Impact Of Changes to Margin Methodologies
It’s going to be a busy time over the next few months. There are changes being made to CCP margin methodologies that will impact firms trading cleared derivatives. And at the same time there are updates to the SIMM algorithm that will need to be taken into account by firms subject to UMR.
So what exactly are the changes, when are they happening and what is likely to be the impact on margin?
Eurex are making changes to their Prisma methodology in order to improve the way that it models tail risk. At the moment the algorithm uses Subsampling; in order to ensure that a given day’s price move isn’t included in multiple scenarios within the same VaR calculation they split the scenarios into multiple subsets.
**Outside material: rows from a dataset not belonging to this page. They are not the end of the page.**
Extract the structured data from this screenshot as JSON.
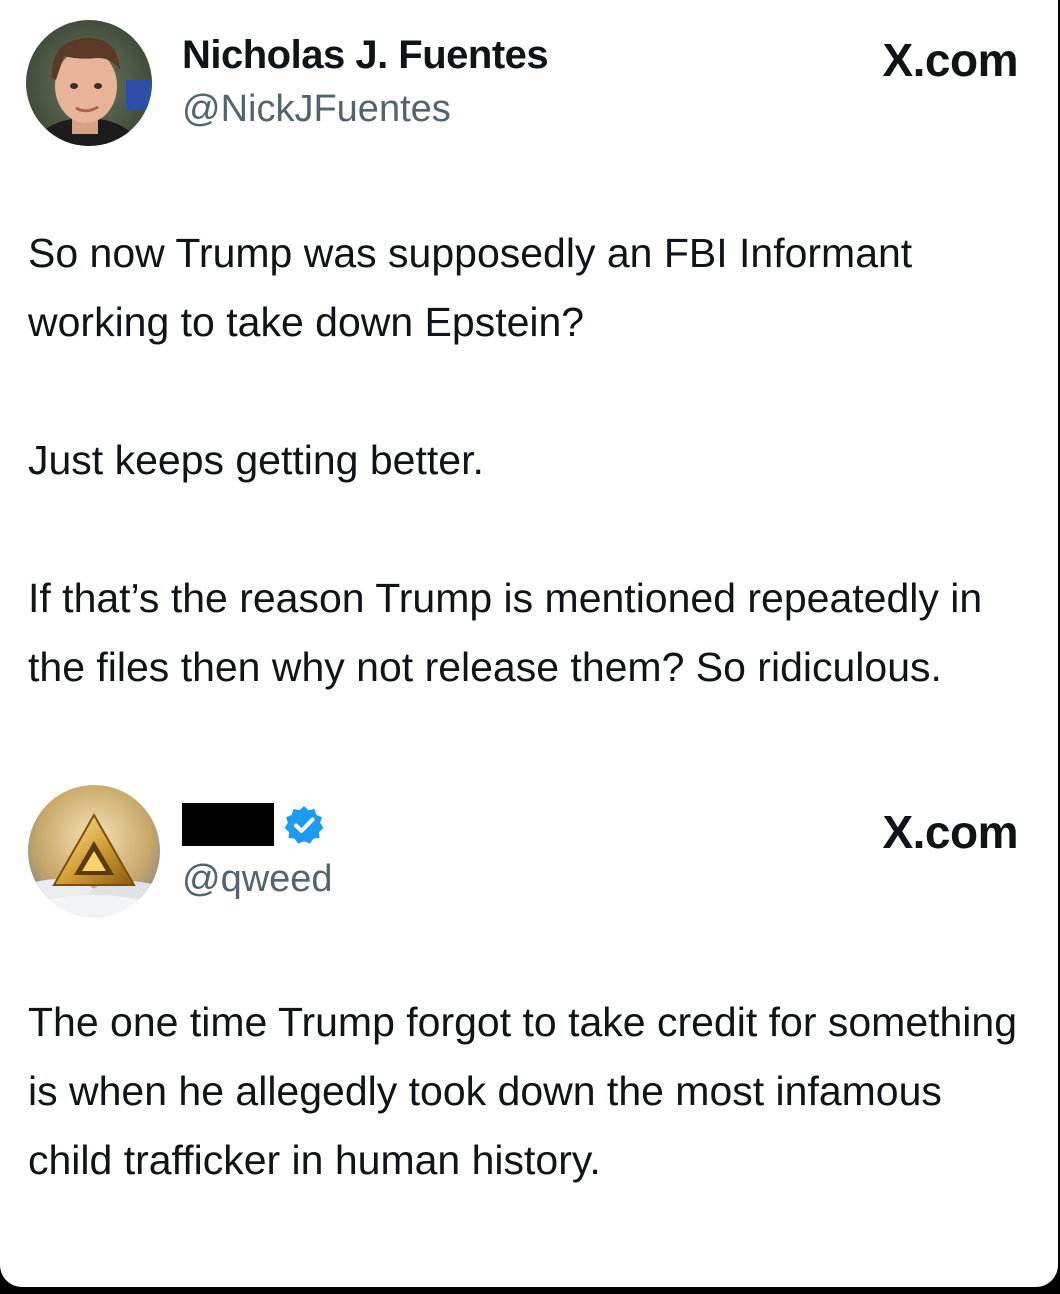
{
  "tweets": [
    {
      "display_name": "Nicholas J. Fuentes",
      "handle": "@NickJFuentes",
      "brand": "X.com",
      "paragraphs": [
        "So now Trump was supposedly an FBI Informant working to take down Epstein?",
        "Just keeps getting better.",
        "If that’s the reason Trump is mentioned repeatedly in the files then why not release them? So ridiculous."
      ]
    },
    {
      "display_name_redacted": true,
      "verified": true,
      "handle": "@qweed",
      "brand": "X.com",
      "paragraphs": [
        "The one time Trump forgot to take credit for something is when he allegedly took down the most infamous child trafficker in human history."
      ]
    }
  ],
  "icons": {
    "verified": "verified-badge-icon",
    "avatar_1": "profile-photo",
    "avatar_2": "golden-triangle-pyramid-avatar"
  },
  "colors": {
    "background": "#ffffff",
    "text": "#0f1419",
    "handle": "#536471",
    "verified_blue": "#1d9bf0",
    "outer": "#000000"
  }
}
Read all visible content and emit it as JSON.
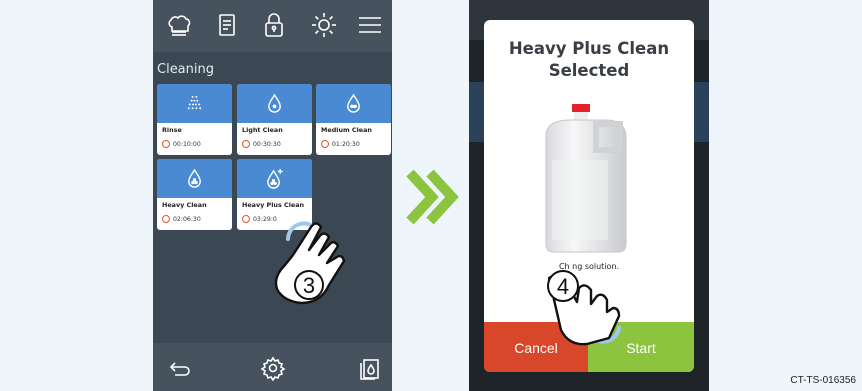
{
  "left_screen": {
    "top_icons": [
      "chef-hat-icon",
      "recipe-book-icon",
      "lock-icon",
      "brightness-icon",
      "menu-icon"
    ],
    "section_title": "Cleaning",
    "programs": [
      {
        "name": "Rinse",
        "time": "00:10:00",
        "icon": "shower-icon"
      },
      {
        "name": "Light Clean",
        "time": "00:30:30",
        "icon": "drop-icon"
      },
      {
        "name": "Medium Clean",
        "time": "01:20:30",
        "icon": "drop-icon"
      },
      {
        "name": "Heavy Clean",
        "time": "02:06:30",
        "icon": "drop-icon"
      },
      {
        "name": "Heavy Plus Clean",
        "time": "03:29:0",
        "icon": "drop-plus-icon"
      }
    ],
    "bottom_icons": [
      "back-icon",
      "settings-icon",
      "cleaner-bottle-icon"
    ],
    "step_number": "3"
  },
  "right_screen": {
    "dialog_title_line1": "Heavy Plus Clean",
    "dialog_title_line2": "Selected",
    "message": "Ch                ng solution.",
    "cancel_label": "Cancel",
    "start_label": "Start",
    "step_number": "4"
  },
  "reference_code": "CT-TS-016356",
  "colors": {
    "tile_header": "#4a8ad3",
    "cancel": "#d9472b",
    "start": "#8cc43f",
    "arrow": "#8cc43f",
    "clock": "#e0542f"
  }
}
If you want to know why they currently do this then google “overlapping returns” – although keeping to the holiday theme, it isn’t really beach reading material!
There are consequences of the current methodology. Breaking the scenarios up and calculating multiple VaRs means that each doesn’t really consist of enough returns to calculate VaR at the required confidence level. Eurex therefore sometimes calculates VaR at a lower confidence interval and then applies a multiplier to bring it up to the required level. This isn’t something that any other CCP does and it makes Prisma more complex. Eurex’s own analysis has also shown that the subsampling can result in higher than required margins.
Eurex have therefore decided that as of 3rd of July they will remove the subsampling and calculate a single VaR. This will reduce the complexity and potentially lead to lower margins. However, at the same time they will be updating the parameters that they use for calculating liquidity charges – the size of position considered large and the likely spread if trying to close it out. Depending on the changes made this could be either a positive or a negative for margin levels.
The time has finally come. CME are ready to start their upgrade from SPAN to SPAN 2 – their VaR based algorithm. This is going to be a major change for impacted firms and a long process to get all the markets cleared by CME moved over to the new methodology. This is the current plan:
- 2023 Q3 (late July -> early September) – Energy Products
- 2024 1H – Equity Products
- 2024 2H – Interest Rate and FX Products
- 2025 2H – Agriculture & Remaining Commodity Products
For the energy products, firms have been given a choice of dates over the summer period when they can migrate to SPAN 2:
- 21st July
- 11th August
- 25th August
- 8th September
We have written before about the likely impact on margin requirements – SPAN to VaR: The Impact on Commodity Margin. (Note the dates have changed since this was published, driven by various factors including the impact of Covid). It is likely that there will be winners and losers, so firms should make every effort to determine how they will be affected and ensure that they have the correct funding in place in advance of the move.
Usually the SIMM methodology – the main algorithm used by firms subject to UMR – is updated annually at the end of the year. However, this year ISDA has decided to add a mid-year re-parameterisation with a go live date of 15th July..
The last update to SIMM concentrated on commodity products and had a significant impact on margin requirements for some portfolios. This change is focused on fixed income products and firms who trade these need to be aware that their margin is likely to increase.
It will also be interesting to see if going forward ISDA continues with more regular updates to SIMM. This would bring it in line with CCP methodologies, where for scenario based models like SPAN parameters are changed on a regular basis, whilst VaR based models adjust daily based on new prices and volatilities.
Dates For Your Diary
This all means that there are major changes being made to margin algorithms throughout July (3rd, 15th and 21st) as well as continuing moves to CME SPAN 2 over August and September.
This is in addition to the usual parameter updates that are expected to continue over the summer period, especially with countries still having to raise interest rates in an attempt to calm inflation and the continuing war in Ukraine.
It’s not going to be a quiet summer. Firms can expect their margin to continue to be volatile and predicting requirement levels could be as difficult as predicting whether the sun will shine or your BBQ will be ruined by rain!
Click the link below and take a look at our SPAN To VaR Ebook where we analyse how the move from SPAN to VaR impacts commodity margin. Additionally, we invite you to explore a wide selection of blogs on our insights page, such as our SPAN Vs VaR: Pros and Cons blog or read our next blog where we look into CME’s SPAN 2 update.